Four eco-ecomusems were built in Guizhou under the Sino-Norwegian joint cultural project.Three eco-museums established in Shuoga, Zhenshan and Tangan represent Miao, Bo-i and Dong cultures respectively. While the fourth one in Longli tells of the story of how a handful of Han soldiers and their families in a distant military fort established themselves among the ethnic minorities. They became the "inorities" among the minorities.
The Longli Fort Eco-museum is located in Longli, 52 km from Jinping County of Guizhou. The 600-year old fort still preserves the basic framework of the military fort. The fortification, the fort entrances, the local school, the ancestral temples, water wells, stone monuments etc stand testimony to more than 600 years of history. Han traditions like dragon dance, Han operas, story-telling etc from Central China are kept intact and are still very much part of the lives of Longlii people today.
The fortification of Longli started as early as A.D. 1386, soldiers and their families were sent there subsequently to maintain peace and order against local minorities "ebels" Accordingly to local records, 360 soldiers and 13 officers were sent in the beginning, and they were ordered to station there permanently: No one is allowed to leave the locality and return without permission, and their sons and grandsons will take up their roles perpetually. Later, the Qing dynasty adopted the same policy.

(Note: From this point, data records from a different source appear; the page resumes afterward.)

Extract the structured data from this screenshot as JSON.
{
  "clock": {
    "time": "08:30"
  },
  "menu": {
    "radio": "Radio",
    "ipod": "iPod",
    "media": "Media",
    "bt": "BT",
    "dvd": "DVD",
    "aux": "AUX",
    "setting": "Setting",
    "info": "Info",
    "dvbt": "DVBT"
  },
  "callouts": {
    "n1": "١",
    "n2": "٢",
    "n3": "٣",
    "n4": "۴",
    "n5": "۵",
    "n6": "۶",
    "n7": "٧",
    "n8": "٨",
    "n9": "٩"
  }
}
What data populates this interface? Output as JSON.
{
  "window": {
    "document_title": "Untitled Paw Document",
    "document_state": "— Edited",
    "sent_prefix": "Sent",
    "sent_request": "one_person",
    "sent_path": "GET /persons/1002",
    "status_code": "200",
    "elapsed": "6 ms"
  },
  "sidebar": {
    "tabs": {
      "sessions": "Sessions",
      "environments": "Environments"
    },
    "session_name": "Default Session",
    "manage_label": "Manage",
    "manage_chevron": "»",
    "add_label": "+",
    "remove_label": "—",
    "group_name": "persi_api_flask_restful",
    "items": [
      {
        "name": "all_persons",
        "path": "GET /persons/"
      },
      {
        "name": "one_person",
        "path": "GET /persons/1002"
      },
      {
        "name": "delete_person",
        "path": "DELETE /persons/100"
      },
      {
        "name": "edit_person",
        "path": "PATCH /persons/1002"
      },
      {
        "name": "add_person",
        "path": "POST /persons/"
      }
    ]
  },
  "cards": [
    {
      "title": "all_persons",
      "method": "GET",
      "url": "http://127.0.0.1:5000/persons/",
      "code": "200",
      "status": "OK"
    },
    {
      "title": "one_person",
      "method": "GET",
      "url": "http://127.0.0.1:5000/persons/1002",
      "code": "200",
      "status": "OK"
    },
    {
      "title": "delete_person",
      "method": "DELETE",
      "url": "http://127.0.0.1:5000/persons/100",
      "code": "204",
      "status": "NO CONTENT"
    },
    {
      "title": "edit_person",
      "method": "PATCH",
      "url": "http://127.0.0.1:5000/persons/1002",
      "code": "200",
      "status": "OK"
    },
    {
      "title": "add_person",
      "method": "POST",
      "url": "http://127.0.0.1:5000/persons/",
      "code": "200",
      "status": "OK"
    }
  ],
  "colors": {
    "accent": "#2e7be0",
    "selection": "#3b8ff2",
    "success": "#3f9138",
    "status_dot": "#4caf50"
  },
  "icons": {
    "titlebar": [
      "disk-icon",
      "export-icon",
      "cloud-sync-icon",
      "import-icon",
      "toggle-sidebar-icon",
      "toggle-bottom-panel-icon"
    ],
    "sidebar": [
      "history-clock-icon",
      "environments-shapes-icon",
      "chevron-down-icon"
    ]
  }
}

Today, Han traditions are still being observed and maintained by the people living in Longli Fort, and they rarely inter-marry with the neighboring minorities. The place is now a part of the Autonomous Region of the Miao and Dong in South-East Guizhou, but still the people of Longli seem to resist any acculturation with their neighbors and stick steadfastly to their Han traditions.